§ PROMPT: Within the entries below, find each line containing the word "gift" and copy it.

-------------------------

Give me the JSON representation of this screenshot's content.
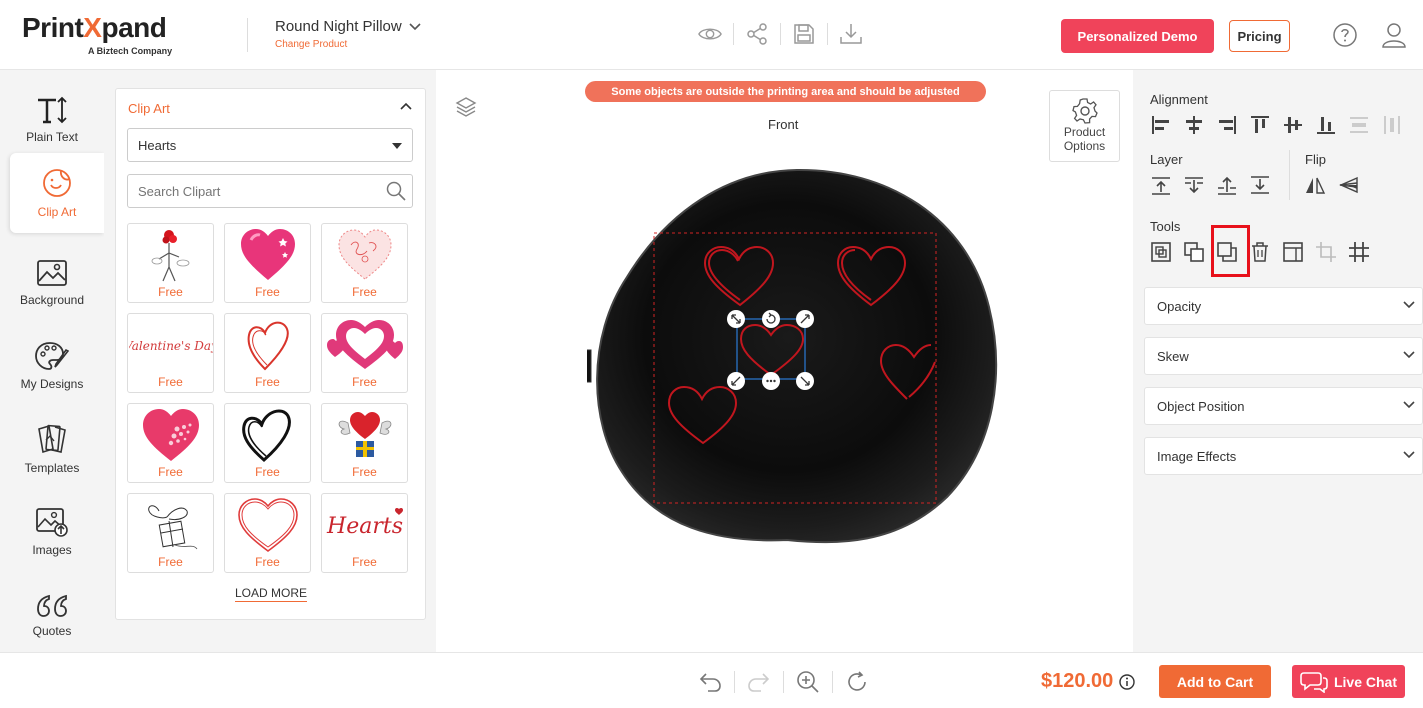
{
  "header": {
    "logo_text_a": "Print",
    "logo_text_x": "X",
    "logo_text_b": "pand",
    "logo_tagline": "A Biztech Company",
    "product_name": "Round Night Pillow",
    "change_product": "Change Product",
    "icons": [
      "eye-icon",
      "share-icon",
      "save-icon",
      "download-icon"
    ],
    "demo_button": "Personalized Demo",
    "pricing_button": "Pricing",
    "colors": {
      "accent": "#f06a35",
      "demo": "#f0435a"
    }
  },
  "left_tools": [
    {
      "label": "Plain Text",
      "icon": "text-icon"
    },
    {
      "label": "Clip Art",
      "icon": "clipart-icon",
      "active": true
    },
    {
      "label": "Background",
      "icon": "background-icon"
    },
    {
      "label": "My Designs",
      "icon": "palette-icon"
    },
    {
      "label": "Templates",
      "icon": "templates-icon"
    },
    {
      "label": "Images",
      "icon": "images-icon"
    },
    {
      "label": "Quotes",
      "icon": "quotes-icon"
    }
  ],
  "clipart": {
    "title": "Clip Art",
    "category": "Hearts",
    "search_placeholder": "Search Clipart",
    "tiles": [
      {
        "label": "Free",
        "icon": "rose-figure-clipart"
      },
      {
        "label": "Free",
        "icon": "pink-heart-stars-clipart"
      },
      {
        "label": "Free",
        "icon": "swirl-heart-clipart"
      },
      {
        "label": "Free",
        "icon": "valentines-day-text-clipart",
        "text": "Valentine's Day"
      },
      {
        "label": "Free",
        "icon": "sketch-heart-clipart"
      },
      {
        "label": "Free",
        "icon": "double-hearts-clipart"
      },
      {
        "label": "Free",
        "icon": "dotted-heart-clipart"
      },
      {
        "label": "Free",
        "icon": "black-scribble-heart-clipart"
      },
      {
        "label": "Free",
        "icon": "winged-heart-gift-clipart"
      },
      {
        "label": "Free",
        "icon": "heart-gift-sketch-clipart"
      },
      {
        "label": "Free",
        "icon": "outline-heart-clipart"
      },
      {
        "label": "Free",
        "icon": "hearts-text-clipart",
        "text": "Hearts"
      }
    ],
    "load_more": "LOAD MORE"
  },
  "canvas": {
    "warning": "Some objects are outside the printing area and should be adjusted",
    "view_label": "Front",
    "product_options": [
      "Product",
      "Options"
    ]
  },
  "right_panel": {
    "alignment_label": "Alignment",
    "layer_label": "Layer",
    "flip_label": "Flip",
    "tools_label": "Tools",
    "accordions": [
      "Opacity",
      "Skew",
      "Object Position",
      "Image Effects"
    ]
  },
  "footer": {
    "price": "$120.00",
    "add_to_cart": "Add to Cart",
    "live_chat": "Live Chat"
  }
}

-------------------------

§ RESPONSE TO THE EXERCISE:
        "icon": "winged-heart-gift-clipart"
        "icon": "heart-gift-sketch-clipart"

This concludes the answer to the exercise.